**REQUIRED ACTION**
An exact printout of all the entries is required.

- - -

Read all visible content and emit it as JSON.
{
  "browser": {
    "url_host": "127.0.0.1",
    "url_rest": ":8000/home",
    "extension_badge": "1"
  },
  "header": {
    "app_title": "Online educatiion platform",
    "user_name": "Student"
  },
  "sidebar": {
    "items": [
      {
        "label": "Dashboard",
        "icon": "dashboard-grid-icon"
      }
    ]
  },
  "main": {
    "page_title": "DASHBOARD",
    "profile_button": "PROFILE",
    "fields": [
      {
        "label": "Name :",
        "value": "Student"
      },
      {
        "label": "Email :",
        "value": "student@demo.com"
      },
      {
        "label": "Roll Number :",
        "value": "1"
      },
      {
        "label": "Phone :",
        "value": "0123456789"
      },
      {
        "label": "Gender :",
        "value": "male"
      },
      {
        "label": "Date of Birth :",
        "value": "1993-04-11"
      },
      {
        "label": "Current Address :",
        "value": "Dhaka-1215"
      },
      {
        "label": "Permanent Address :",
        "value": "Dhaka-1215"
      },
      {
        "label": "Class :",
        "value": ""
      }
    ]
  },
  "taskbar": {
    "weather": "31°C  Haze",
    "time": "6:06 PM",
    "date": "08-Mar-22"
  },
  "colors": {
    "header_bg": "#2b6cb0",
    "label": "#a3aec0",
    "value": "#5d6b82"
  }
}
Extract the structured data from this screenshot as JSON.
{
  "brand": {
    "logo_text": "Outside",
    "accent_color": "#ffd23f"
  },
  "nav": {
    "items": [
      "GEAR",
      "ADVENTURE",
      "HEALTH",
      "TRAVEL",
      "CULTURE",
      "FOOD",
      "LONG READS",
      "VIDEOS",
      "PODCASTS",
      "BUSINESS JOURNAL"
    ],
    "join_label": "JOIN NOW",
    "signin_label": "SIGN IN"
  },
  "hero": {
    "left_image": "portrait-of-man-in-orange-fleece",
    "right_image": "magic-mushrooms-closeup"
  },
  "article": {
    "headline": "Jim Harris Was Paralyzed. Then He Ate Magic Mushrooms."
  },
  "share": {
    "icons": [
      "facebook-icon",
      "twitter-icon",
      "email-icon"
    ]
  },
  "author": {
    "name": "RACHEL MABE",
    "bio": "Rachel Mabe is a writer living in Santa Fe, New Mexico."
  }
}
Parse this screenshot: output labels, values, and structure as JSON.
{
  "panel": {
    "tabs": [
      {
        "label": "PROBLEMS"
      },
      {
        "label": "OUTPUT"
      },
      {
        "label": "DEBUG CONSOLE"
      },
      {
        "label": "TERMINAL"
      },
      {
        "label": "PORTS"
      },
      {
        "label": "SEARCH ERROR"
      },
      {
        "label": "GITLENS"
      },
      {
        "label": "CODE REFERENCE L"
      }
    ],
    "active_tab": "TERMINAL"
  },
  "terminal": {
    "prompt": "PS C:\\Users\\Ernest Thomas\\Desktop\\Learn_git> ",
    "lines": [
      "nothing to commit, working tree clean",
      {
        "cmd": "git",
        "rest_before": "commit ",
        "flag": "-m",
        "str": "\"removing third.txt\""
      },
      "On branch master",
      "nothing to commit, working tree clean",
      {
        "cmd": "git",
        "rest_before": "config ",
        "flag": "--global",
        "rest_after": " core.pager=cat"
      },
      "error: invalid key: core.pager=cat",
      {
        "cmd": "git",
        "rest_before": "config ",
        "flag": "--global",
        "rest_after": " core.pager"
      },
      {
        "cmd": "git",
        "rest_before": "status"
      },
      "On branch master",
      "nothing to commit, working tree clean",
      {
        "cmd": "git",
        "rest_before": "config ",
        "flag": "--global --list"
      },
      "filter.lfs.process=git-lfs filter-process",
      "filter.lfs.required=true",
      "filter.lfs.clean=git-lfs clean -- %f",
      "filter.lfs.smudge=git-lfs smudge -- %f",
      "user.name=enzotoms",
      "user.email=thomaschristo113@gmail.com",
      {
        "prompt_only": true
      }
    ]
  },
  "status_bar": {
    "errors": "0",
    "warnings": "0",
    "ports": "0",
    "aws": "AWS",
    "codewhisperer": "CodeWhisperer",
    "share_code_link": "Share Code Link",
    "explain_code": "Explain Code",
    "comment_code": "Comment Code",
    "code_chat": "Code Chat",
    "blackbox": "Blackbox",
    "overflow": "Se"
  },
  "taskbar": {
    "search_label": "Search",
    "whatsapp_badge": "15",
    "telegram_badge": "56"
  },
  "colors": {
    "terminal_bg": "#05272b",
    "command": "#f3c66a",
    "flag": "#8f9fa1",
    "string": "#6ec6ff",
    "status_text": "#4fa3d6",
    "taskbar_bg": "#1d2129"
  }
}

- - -

**RESPONSE TO THIS EXERCISE**
Read all visible content and emit it as JSON.
{
  "browser": {
    "url_host": "127.0.0.1",
    "url_rest": ":8000/home",
    "extension_badge": "1"
  },
  "header": {
    "app_title": "Online educatiion platform",
    "user_name": "Student"
  },
  "sidebar": {
    "items": [
      {
        "label": "Dashboard",
        "icon": "dashboard-grid-icon"
      }
    ]
  },
  "main": {
    "page_title": "DASHBOARD",
    "profile_button": "PROFILE",
    "fields": [
      {
        "label": "Name :",
        "value": "Student"
      },
      {
        "label": "Email :",
        "value": "student@demo.com"
      },
      {
        "label": "Roll Number :",
        "value": "1"
      },
      {
        "label": "Phone :",
        "value": "0123456789"
      },
      {
        "label": "Gender :",
        "value": "male"
      },
      {
        "label": "Date of Birth :",
        "value": "1993-04-11"
      },
      {
        "label": "Current Address :",
        "value": "Dhaka-1215"
      },
      {
        "label": "Permanent Address :",
        "value": "Dhaka-1215"
      },
      {
        "label": "Class :",
        "value": ""
      }
    ]
  },
  "taskbar": {
    "weather": "31°C  Haze",
    "time": "6:06 PM",
    "date": "08-Mar-22"
  },
  "colors": {
    "header_bg": "#2b6cb0",
    "label": "#a3aec0",
    "value": "#5d6b82"
  }
}
Extract the structured data from this screenshot as JSON.
{
  "brand": {
    "logo_text": "Outside",
    "accent_color": "#ffd23f"
  },
  "nav": {
    "items": [
      "GEAR",
      "ADVENTURE",
      "HEALTH",
      "TRAVEL",
      "CULTURE",
      "FOOD",
      "LONG READS",
      "VIDEOS",
      "PODCASTS",
      "BUSINESS JOURNAL"
    ],
    "join_label": "JOIN NOW",
    "signin_label": "SIGN IN"
  },
  "hero": {
    "left_image": "portrait-of-man-in-orange-fleece",
    "right_image": "magic-mushrooms-closeup"
  },
  "article": {
    "headline": "Jim Harris Was Paralyzed. Then He Ate Magic Mushrooms."
  },
  "share": {
    "icons": [
      "facebook-icon",
      "twitter-icon",
      "email-icon"
    ]
  },
  "author": {
    "name": "RACHEL MABE",
    "bio": "Rachel Mabe is a writer living in Santa Fe, New Mexico."
  }
}
Parse this screenshot: output labels, values, and structure as JSON.
{
  "panel": {
    "tabs": [
      {
        "label": "PROBLEMS"
      },
      {
        "label": "OUTPUT"
      },
      {
        "label": "DEBUG CONSOLE"
      },
      {
        "label": "TERMINAL"
      },
      {
        "label": "PORTS"
      },
      {
        "label": "SEARCH ERROR"
      },
      {
        "label": "GITLENS"
      },
      {
        "label": "CODE REFERENCE L"
      }
    ],
    "active_tab": "TERMINAL"
  },
  "terminal": {
    "prompt": "PS C:\\Users\\Ernest Thomas\\Desktop\\Learn_git> ",
    "lines": [
      "nothing to commit, working tree clean",
      {
        "cmd": "git",
        "rest_before": "commit ",
        "flag": "-m",
        "str": "\"removing third.txt\""
      },
      "On branch master",
      "nothing to commit, working tree clean",
      {
        "cmd": "git",
        "rest_before": "config ",
        "flag": "--global",
        "rest_after": " core.pager=cat"
      },
      "error: invalid key: core.pager=cat",
      {
        "cmd": "git",
        "rest_before": "config ",
        "flag": "--global",
        "rest_after": " core.pager"
      },
      {
        "cmd": "git",
        "rest_before": "status"
      },
      "On branch master",
      "nothing to commit, working tree clean",
      {
        "cmd": "git",
        "rest_before": "config ",
        "flag": "--global --list"
      },
      "filter.lfs.process=git-lfs filter-process",
      "filter.lfs.required=true",
      "filter.lfs.clean=git-lfs clean -- %f",
      "filter.lfs.smudge=git-lfs smudge -- %f",
      "user.name=enzotoms",
      "user.email=thomaschristo113@gmail.com",
      {
        "prompt_only": true
      }
    ]
  },
  "status_bar": {
    "errors": "0",
    "warnings": "0",
    "ports": "0",
    "aws": "AWS",
    "codewhisperer": "CodeWhisperer",
    "share_code_link": "Share Code Link",
    "explain_code": "Explain Code",
    "comment_code": "Comment Code",
    "code_chat": "Code Chat",
    "blackbox": "Blackbox",
    "overflow": "Se"
  },
  "taskbar": {
    "search_label": "Search",
    "whatsapp_badge": "15",
    "telegram_badge": "56"
  },
  "colors": {
    "terminal_bg": "#05272b",
    "command": "#f3c66a",
    "flag": "#8f9fa1",
    "string": "#6ec6ff",
    "status_text": "#4fa3d6",
    "taskbar_bg": "#1d2129"
  }
}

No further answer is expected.